The Big Draw is a visual literacy charity promoting the universal language of drawing as a tool for thought, creativity, social and cultural engagement. The Big Draw (formerly the Campaign for Drawing) was launched in 2000 by The Guild of St George, - the charity founded by John Ruskin in 1871 - becoming an independent arts education charity in 2006. In addition to running The John Ruskin Prize and a visual literacy programme, the charity is the founder and driving force behind the world’s biggest celebration of drawing, The Big Draw Festival: thebigdraw.org
Ruskin and Manchester
Ruskin gave some of his most important lectures in Manchester and the people of Manchester responded positively to him, changing lives. Some of the city’s most influential people were inspired by his teaching and Mancunians formed the first Ruskin Society and exhibition dedicated to him (1904). A number of the city’s institutions are collaborating to present events and displays to mark his bicentenary including: ‘Ruskin’s Manchester: from ‘Devils Dark to Beacon City’ an exhibition at Manchester Metropolitan University’s Special Collections and The John Ruskin Prize 2019 Exhibition: Agent of Change at The Holden Gallery. Visit: ruskinprize.co.uk/ruskin200 for more information.
The Guild of St. George’s Director of Education and John Ruskin Prize Panellist 2019, Dr. Rachel Dickinson comments:

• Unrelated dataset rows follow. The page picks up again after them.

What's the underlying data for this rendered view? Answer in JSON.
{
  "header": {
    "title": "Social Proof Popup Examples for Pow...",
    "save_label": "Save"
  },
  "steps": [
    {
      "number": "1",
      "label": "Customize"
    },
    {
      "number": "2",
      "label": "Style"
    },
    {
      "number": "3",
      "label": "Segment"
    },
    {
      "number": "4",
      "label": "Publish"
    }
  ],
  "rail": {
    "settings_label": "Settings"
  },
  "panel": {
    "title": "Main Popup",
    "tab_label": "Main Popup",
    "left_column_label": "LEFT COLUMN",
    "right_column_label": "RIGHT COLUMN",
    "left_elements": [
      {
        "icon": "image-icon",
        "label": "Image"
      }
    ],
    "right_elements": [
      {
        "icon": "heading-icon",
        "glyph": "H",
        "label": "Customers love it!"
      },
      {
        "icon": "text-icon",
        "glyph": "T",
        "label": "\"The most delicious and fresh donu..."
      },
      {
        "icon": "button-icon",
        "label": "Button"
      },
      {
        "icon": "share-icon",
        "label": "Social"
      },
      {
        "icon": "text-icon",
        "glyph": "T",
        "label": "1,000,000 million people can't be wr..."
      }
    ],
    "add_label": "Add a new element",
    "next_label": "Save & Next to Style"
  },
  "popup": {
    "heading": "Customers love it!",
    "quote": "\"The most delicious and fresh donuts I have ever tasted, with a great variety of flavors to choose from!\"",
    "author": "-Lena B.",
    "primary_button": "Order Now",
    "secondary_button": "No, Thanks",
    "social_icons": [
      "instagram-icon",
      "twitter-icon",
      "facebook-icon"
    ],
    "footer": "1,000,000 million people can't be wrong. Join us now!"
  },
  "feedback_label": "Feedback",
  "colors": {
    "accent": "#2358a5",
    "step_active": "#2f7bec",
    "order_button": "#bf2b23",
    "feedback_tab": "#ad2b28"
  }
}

“Although he never lived here and actually hated the ‘Devil’s Dark’ pollution and unfair labour of industrial Manchester, bringing the prize here feels like bringing it home. In 1859 Ruskin gave a lecture on the ‘Unity of Art’ at the Manchester School of Art, now part of Manchester Metropolitan University, and he presented a little watercolour that’s now in Man Met’s Special Collections. The very first Ruskin Society was formed here and in 1904 Manchester put on the first exhibition dedicated entirely to Ruskin. The ideas he promoted in his writings, his lectures and his charity (the Guild of St George) about how art, craft, education, localism, sustainability can come together to bring about change and make happier people and healthier communities inspired Manchester in the years surrounding his death, and resonate with Manchester’s resurgence now with its vibrant cultural scene and the local empowerment of Devolution. Hosting the Ruskin Prize in Manchester during his bicentenary year means so much”.